REQUIRED ACTION - Go through the records and filter out every line lacking the word "number"; copy the lines that remain.

Entries from a dataset of interfaces
* * * *

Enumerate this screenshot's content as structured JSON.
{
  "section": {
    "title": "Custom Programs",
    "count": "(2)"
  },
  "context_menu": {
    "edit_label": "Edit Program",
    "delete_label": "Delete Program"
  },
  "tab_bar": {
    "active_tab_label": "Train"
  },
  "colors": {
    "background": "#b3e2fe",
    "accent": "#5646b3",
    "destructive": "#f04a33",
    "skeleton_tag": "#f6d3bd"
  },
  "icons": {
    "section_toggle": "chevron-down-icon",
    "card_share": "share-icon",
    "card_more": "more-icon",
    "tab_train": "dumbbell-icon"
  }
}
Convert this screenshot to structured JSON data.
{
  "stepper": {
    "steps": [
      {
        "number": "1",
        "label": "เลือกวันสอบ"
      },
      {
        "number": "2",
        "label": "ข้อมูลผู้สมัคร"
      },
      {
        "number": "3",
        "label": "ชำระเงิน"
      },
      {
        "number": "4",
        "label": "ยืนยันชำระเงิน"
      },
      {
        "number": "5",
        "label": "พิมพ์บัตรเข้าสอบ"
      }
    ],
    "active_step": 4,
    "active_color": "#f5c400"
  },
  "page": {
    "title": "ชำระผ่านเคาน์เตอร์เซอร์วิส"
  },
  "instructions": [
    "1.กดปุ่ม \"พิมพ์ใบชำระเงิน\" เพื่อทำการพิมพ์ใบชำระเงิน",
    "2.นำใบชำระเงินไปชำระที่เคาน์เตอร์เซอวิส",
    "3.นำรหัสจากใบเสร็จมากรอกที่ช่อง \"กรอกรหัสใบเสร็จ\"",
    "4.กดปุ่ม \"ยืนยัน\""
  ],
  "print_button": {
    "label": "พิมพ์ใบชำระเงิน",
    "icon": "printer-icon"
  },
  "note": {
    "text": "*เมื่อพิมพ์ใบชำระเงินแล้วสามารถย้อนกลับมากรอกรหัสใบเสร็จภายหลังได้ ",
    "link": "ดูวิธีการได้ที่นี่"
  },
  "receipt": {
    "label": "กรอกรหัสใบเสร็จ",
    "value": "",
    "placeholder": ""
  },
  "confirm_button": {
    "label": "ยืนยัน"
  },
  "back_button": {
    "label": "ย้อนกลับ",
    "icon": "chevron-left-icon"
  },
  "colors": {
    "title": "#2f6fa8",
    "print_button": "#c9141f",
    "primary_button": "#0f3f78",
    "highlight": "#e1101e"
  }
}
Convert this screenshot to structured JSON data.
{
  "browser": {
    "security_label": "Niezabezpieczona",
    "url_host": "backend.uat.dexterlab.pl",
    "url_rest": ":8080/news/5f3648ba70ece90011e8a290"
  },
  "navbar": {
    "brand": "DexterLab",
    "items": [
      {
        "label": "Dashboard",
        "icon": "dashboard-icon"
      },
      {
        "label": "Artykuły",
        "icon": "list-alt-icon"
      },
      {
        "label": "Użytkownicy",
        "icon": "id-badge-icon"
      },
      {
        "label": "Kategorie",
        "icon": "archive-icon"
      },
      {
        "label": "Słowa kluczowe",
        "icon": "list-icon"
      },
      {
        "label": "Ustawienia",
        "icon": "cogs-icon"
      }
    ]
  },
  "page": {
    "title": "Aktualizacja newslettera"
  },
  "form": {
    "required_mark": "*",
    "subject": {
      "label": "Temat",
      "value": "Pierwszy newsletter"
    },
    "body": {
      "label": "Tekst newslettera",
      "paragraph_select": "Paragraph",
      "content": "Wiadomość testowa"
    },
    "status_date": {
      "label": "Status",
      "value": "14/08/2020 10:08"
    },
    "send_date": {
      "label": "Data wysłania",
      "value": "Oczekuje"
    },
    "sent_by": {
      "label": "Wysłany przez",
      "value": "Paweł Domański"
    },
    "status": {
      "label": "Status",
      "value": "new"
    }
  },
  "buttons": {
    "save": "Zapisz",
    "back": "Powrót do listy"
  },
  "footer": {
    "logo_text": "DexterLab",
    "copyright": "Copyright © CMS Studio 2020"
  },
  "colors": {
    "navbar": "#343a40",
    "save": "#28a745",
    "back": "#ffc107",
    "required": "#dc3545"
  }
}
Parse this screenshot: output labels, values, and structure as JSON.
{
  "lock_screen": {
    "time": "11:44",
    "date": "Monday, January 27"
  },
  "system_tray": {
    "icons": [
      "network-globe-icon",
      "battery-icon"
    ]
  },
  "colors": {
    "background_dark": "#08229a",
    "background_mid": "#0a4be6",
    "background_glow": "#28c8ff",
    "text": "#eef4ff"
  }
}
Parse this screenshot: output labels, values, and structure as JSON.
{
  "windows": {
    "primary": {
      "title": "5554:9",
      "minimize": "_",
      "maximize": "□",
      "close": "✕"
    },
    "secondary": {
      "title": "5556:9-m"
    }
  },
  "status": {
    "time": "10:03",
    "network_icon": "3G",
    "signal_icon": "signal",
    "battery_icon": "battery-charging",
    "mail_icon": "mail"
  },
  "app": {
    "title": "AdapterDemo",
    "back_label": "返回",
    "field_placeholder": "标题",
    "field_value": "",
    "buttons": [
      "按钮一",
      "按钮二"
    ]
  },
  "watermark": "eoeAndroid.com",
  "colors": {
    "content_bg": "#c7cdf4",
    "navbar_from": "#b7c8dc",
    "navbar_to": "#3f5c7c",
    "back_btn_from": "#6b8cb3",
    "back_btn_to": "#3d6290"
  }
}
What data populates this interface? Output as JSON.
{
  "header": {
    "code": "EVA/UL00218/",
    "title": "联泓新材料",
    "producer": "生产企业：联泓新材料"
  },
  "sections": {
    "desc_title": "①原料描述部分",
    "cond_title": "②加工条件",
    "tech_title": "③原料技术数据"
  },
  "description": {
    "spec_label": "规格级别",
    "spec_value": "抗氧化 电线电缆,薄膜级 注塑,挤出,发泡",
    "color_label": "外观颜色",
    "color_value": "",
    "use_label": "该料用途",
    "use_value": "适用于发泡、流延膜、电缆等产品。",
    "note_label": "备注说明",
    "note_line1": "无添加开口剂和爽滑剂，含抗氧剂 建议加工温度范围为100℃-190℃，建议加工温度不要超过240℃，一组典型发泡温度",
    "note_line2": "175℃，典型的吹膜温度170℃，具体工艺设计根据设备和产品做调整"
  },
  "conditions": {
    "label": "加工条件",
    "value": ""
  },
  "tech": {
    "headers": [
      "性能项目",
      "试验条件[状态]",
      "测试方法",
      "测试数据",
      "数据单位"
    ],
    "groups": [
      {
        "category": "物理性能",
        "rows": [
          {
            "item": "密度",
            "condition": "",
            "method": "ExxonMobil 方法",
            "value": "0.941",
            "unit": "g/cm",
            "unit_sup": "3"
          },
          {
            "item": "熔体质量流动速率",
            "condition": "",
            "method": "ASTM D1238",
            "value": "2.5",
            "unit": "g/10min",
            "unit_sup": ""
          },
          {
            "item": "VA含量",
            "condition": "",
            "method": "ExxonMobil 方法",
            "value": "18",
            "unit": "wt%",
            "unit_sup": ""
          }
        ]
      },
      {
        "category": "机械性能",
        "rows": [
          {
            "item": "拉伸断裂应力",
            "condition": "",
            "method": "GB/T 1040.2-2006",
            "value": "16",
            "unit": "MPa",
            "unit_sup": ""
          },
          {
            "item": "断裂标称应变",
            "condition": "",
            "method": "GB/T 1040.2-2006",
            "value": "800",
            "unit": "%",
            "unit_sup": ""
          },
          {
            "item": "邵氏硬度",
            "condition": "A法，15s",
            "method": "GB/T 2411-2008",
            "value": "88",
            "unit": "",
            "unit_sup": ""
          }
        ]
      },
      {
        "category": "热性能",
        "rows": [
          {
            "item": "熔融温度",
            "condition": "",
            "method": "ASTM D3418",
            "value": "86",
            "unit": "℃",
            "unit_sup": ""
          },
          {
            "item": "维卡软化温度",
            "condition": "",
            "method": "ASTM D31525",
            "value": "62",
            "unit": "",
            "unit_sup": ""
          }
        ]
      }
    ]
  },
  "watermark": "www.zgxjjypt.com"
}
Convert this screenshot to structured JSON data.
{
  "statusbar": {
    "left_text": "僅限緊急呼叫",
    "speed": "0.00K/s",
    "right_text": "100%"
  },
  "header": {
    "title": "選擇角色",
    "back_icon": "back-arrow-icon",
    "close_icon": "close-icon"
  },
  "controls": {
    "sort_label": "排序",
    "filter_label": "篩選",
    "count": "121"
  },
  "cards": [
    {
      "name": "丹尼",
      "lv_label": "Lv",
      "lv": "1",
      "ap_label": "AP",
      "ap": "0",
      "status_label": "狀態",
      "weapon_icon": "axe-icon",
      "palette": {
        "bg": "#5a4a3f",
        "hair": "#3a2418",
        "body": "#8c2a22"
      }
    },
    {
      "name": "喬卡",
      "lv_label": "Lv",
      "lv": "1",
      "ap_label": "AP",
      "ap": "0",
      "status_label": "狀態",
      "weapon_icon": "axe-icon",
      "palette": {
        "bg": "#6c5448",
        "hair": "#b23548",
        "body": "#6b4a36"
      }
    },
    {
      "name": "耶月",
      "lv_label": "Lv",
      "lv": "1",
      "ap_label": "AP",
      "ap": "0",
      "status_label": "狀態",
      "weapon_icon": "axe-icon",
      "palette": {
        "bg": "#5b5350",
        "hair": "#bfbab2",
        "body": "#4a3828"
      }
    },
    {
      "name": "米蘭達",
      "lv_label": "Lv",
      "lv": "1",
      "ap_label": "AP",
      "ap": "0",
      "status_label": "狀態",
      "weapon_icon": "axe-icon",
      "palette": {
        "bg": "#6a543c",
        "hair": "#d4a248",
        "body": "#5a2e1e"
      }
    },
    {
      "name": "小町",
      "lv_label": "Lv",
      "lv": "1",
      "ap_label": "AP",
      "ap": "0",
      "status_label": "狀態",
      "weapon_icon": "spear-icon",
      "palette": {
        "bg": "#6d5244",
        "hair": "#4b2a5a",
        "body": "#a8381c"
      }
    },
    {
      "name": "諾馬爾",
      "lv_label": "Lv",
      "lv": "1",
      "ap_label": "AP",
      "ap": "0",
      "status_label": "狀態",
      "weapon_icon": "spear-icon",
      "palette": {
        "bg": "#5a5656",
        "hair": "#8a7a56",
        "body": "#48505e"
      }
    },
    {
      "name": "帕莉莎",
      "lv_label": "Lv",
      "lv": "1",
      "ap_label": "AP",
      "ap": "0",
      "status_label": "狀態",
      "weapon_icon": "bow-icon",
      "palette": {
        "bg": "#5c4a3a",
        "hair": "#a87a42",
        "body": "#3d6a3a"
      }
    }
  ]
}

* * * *

RESPONSE FOR THIS EXERCISE -
        "number": "1",
        "number": "2",
        "number": "3",
        "number": "4",
        "number": "5",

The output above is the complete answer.